The transition is not yet complete, of course. People still talk about politics and race and other issues at the office, in the barbershop, in the plant, in the school cafeteria, and across the backyard fence.
But the trend is quite unmistakable. For all practical purposes people’s opinions are determined these days by the central nexus rather than by the village nexus. And the central nexus is neither organic nor resistant to alien influences.
In fact, as our article, “The Masters of the Media” demonstrates, the central nexus, with its flow of information outward from a few hubs to millions of individuals whose connections to their neighbors have been severed, is ideally suited to infiltration and manipulation by any well-organized minority—and that is exactly what has happened.
The Jews did not plan or cause the transition from the village nexus to the central nexus, but they have certainly taken advantage of it to steer the thinking of the American people into channels compatible with Jewish interests.
So far as public opinion—the “thinking” of the masses—is concerned, there is no way to beat the central nexus. The average man will believe what John Chancellor tells him rather than what we tell him, because he can easily reassure himself that John Chancellor is telling the truth just by switching channels and noting that Walter Cronkite is saying the same thing.
More important, he will adopt the basic values that his newspaper and his favorite weekly news magazine and the characters in his favorite television serial assure him are the values of all but a lunatic fringe of his peers. He will learn all the clichés with which he “thinks” from Little House on the Prairie and The Late Show.
Unless one can continuously bombard him with an equal volume of different clichés—that is, unless one can establish an alternate central nexus—one cannot hope to build a new consensus among him and the rest of the White citizenry. And, of course, one cannot establish an alternate central nexus with anything less than all the gold in Fort Knox plus all the petrodollars in Riyadh.
That is why none of the right-wing schemes for White salvation currently being promoted will work. The majority of the White population will not act spontaneously to save themselves, because that’s not the way the central nexus has programmed them to act.
The foregoing comments do not reflect pessimism and should not cause pessimism in any but those unalterably wedded to a pet right-wing project. But we must understand that majority-based solutions are not feasible under present conditions, so that we can focus our efforts on a program for survival that will work.
Any such program requires a consensus, of course, which in turn requires a new nexus. Since we cannot have a majority consensus, then we must do what we can with a minority consensus.
We can build a minority consensus through an organizational nexus, and we will see how that is done and what its significance is in future issues of National Vanguard.

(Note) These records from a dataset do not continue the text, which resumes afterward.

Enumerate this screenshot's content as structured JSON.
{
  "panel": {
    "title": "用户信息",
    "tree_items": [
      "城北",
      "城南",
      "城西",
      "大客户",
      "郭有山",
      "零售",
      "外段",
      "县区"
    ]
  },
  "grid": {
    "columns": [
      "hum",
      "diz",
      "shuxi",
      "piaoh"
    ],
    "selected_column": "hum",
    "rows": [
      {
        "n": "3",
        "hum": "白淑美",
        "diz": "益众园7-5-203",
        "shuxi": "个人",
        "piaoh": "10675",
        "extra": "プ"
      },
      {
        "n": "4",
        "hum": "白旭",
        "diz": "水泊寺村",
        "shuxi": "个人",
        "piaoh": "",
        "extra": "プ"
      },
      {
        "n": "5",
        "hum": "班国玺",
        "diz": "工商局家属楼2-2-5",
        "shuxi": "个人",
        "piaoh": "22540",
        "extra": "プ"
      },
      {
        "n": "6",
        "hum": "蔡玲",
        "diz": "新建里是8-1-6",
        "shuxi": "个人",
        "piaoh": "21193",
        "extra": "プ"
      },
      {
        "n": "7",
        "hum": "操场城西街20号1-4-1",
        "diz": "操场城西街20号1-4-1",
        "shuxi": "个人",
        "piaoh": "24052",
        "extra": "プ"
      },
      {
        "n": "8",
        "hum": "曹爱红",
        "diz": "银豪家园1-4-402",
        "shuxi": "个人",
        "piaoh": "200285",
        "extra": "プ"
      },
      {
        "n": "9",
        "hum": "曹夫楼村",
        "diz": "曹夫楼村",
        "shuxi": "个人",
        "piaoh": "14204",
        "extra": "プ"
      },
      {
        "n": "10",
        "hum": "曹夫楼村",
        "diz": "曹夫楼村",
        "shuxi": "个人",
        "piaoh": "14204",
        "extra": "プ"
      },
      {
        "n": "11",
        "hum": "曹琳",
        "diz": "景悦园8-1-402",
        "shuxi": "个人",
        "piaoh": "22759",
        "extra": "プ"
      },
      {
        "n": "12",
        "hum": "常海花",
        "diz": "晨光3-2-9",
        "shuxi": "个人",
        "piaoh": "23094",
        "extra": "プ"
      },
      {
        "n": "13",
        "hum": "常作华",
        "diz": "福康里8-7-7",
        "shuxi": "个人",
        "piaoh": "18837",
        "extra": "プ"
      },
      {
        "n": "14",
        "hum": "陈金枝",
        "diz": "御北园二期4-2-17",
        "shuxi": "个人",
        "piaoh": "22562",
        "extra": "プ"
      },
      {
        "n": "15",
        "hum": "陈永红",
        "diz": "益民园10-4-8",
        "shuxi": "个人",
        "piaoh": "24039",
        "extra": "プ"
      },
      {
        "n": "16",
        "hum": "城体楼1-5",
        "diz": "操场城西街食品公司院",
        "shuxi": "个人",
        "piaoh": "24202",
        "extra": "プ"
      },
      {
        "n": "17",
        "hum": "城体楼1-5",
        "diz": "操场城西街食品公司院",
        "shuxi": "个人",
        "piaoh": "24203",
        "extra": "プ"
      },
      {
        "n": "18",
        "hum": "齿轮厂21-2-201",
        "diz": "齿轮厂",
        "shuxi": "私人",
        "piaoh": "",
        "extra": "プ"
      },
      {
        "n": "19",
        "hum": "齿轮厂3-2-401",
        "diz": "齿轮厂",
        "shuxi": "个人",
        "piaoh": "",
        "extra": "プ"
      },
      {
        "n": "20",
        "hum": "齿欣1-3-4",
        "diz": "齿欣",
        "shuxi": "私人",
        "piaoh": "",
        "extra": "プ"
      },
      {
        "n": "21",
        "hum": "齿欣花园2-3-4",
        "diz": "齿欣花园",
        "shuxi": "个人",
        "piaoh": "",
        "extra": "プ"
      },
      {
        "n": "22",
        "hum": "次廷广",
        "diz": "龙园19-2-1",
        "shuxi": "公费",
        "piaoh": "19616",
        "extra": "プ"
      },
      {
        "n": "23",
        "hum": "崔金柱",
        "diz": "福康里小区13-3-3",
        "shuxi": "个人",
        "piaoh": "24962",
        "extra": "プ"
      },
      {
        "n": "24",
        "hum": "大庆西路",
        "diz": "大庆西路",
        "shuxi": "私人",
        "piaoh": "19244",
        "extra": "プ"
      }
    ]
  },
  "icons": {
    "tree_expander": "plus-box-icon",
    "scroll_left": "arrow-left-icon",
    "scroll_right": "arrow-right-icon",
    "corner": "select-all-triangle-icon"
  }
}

Meanwhile, there is no intention to disparage the racially conscious elements among the tax rebels, or any other White people with sound motives. But they must eventually be made to understand that without a consensus based on an organizational nexus all their efforts are utterly in vain.
From National Vanguard No. 65, 1978; as reprinted in The Best of Attack! and National Vanguard Tabloid 1970-1982, edited by Kevin Alfred Strom.